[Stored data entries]
----

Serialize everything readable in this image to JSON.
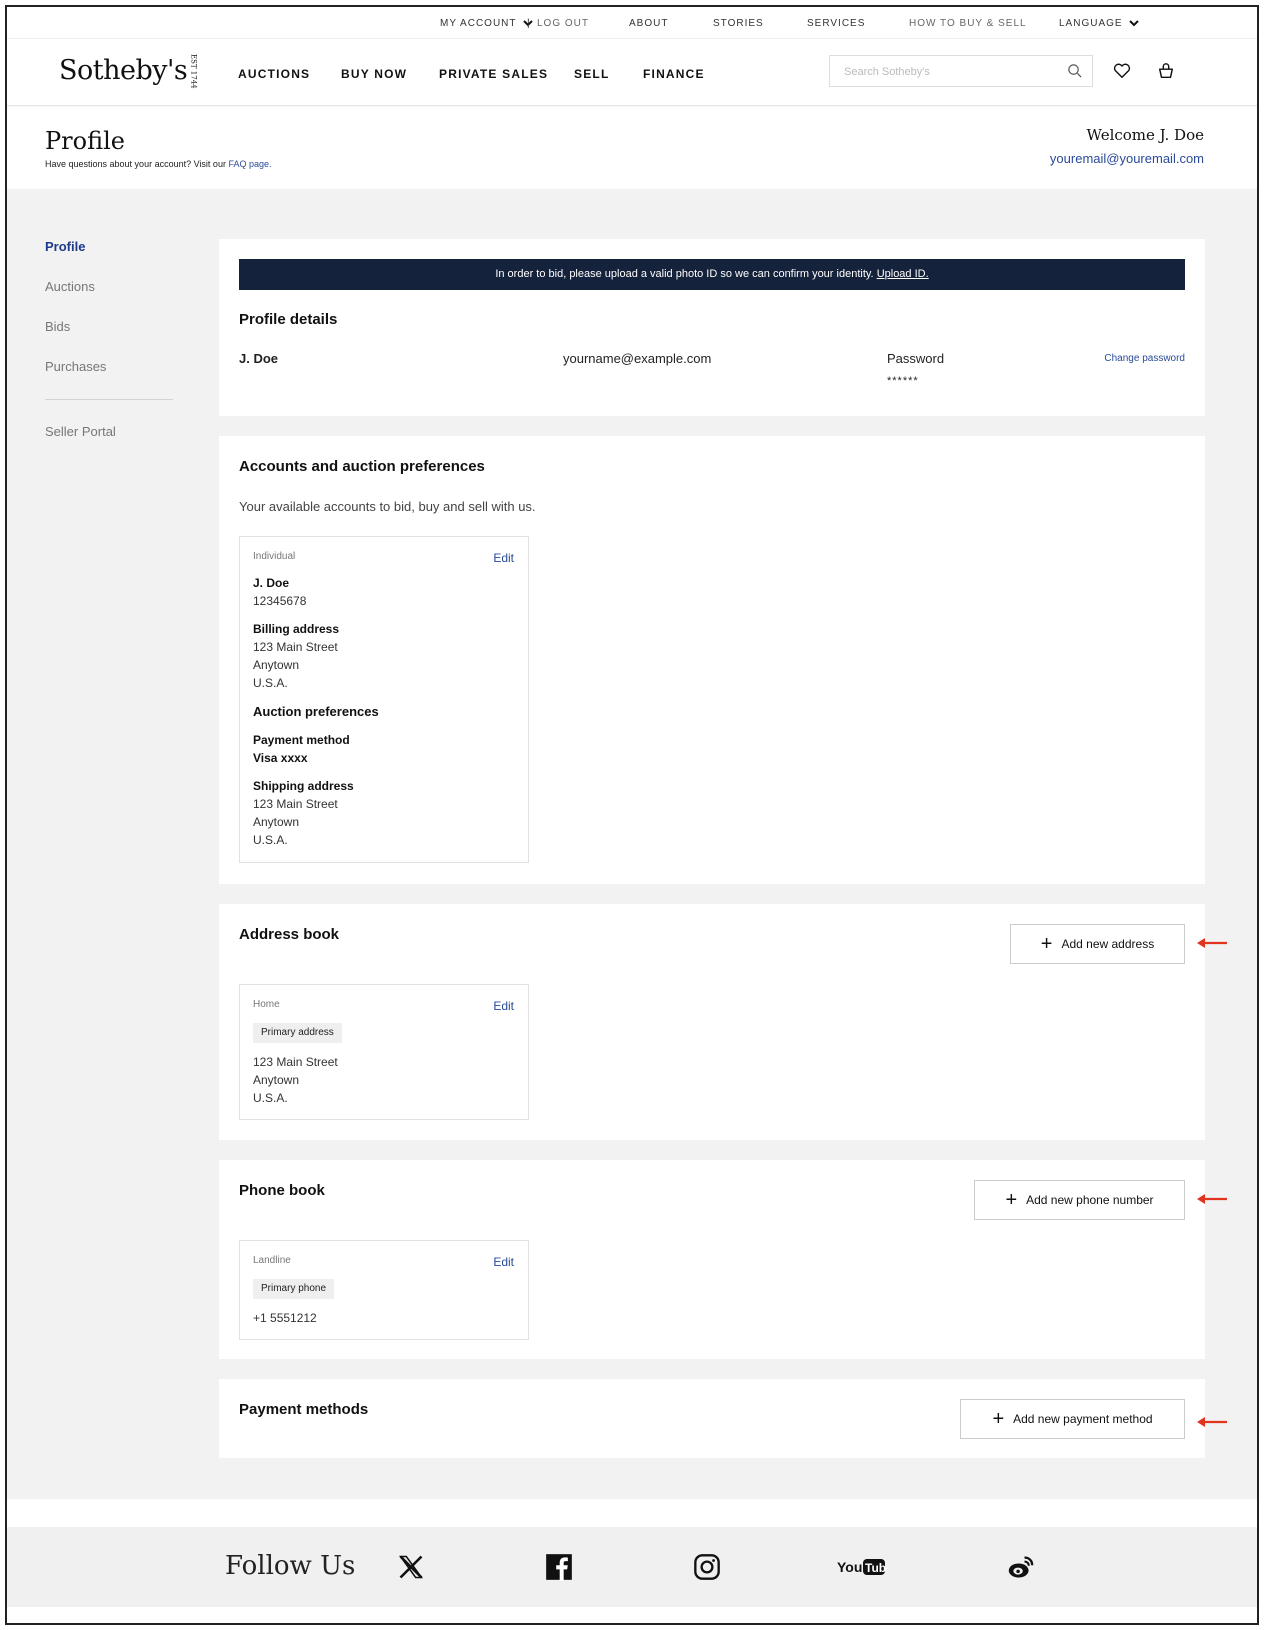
{
  "utility_nav": {
    "my_account": "MY ACCOUNT",
    "log_out": "LOG OUT",
    "about": "ABOUT",
    "stories": "STORIES",
    "services": "SERVICES",
    "how_to": "HOW TO BUY & SELL",
    "language": "LANGUAGE"
  },
  "header": {
    "logo": "Sotheby's",
    "logo_est": "EST 1744",
    "nav": [
      "AUCTIONS",
      "BUY NOW",
      "PRIVATE SALES",
      "SELL",
      "FINANCE"
    ],
    "search_placeholder": "Search Sotheby's"
  },
  "profile_header": {
    "title": "Profile",
    "subtitle": "Have questions about your account? Visit our",
    "faq_link": "FAQ page.",
    "welcome": "Welcome J. Doe",
    "email": "youremail@youremail.com"
  },
  "sidebar": {
    "items": [
      "Profile",
      "Auctions",
      "Bids",
      "Purchases"
    ],
    "seller_portal": "Seller Portal"
  },
  "banner": {
    "text": "In order to bid, please upload a valid photo ID so we can confirm your identity.",
    "link": "Upload ID."
  },
  "profile_details": {
    "heading": "Profile details",
    "name": "J. Doe",
    "email": "yourname@example.com",
    "password_label": "Password",
    "password_value": "******",
    "change_password": "Change password"
  },
  "accounts": {
    "heading": "Accounts and auction preferences",
    "description": "Your available accounts to bid, buy and sell with us.",
    "card": {
      "type": "Individual",
      "edit": "Edit",
      "name": "J. Doe",
      "number": "12345678",
      "billing_label": "Billing address",
      "billing_lines": [
        "123 Main Street",
        "Anytown",
        "U.S.A."
      ],
      "prefs_heading": "Auction preferences",
      "payment_label": "Payment method",
      "payment_value": "Visa xxxx",
      "shipping_label": "Shipping address",
      "shipping_lines": [
        "123 Main Street",
        "Anytown",
        "U.S.A."
      ]
    }
  },
  "address_book": {
    "heading": "Address book",
    "add_button": "Add new address",
    "card": {
      "type": "Home",
      "edit": "Edit",
      "tag": "Primary address",
      "lines": [
        "123 Main Street",
        "Anytown",
        "U.S.A."
      ]
    }
  },
  "phone_book": {
    "heading": "Phone book",
    "add_button": "Add new phone number",
    "card": {
      "type": "Landline",
      "edit": "Edit",
      "tag": "Primary phone",
      "number": "+1 5551212"
    }
  },
  "payment_methods": {
    "heading": "Payment methods",
    "add_button": "Add new payment method"
  },
  "footer": {
    "follow": "Follow Us",
    "socials": [
      "x-icon",
      "facebook-icon",
      "instagram-icon",
      "youtube-icon",
      "weibo-icon"
    ]
  },
  "colors": {
    "accent_link": "#2a4a9a",
    "banner_bg": "#14223b",
    "annotation_arrow": "#e0341e"
  }
}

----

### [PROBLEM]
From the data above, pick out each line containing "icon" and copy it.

### [WRITTEN RESPONSE]
      "x-icon",
      "facebook-icon",
      "instagram-icon",
      "youtube-icon",
      "weibo-icon"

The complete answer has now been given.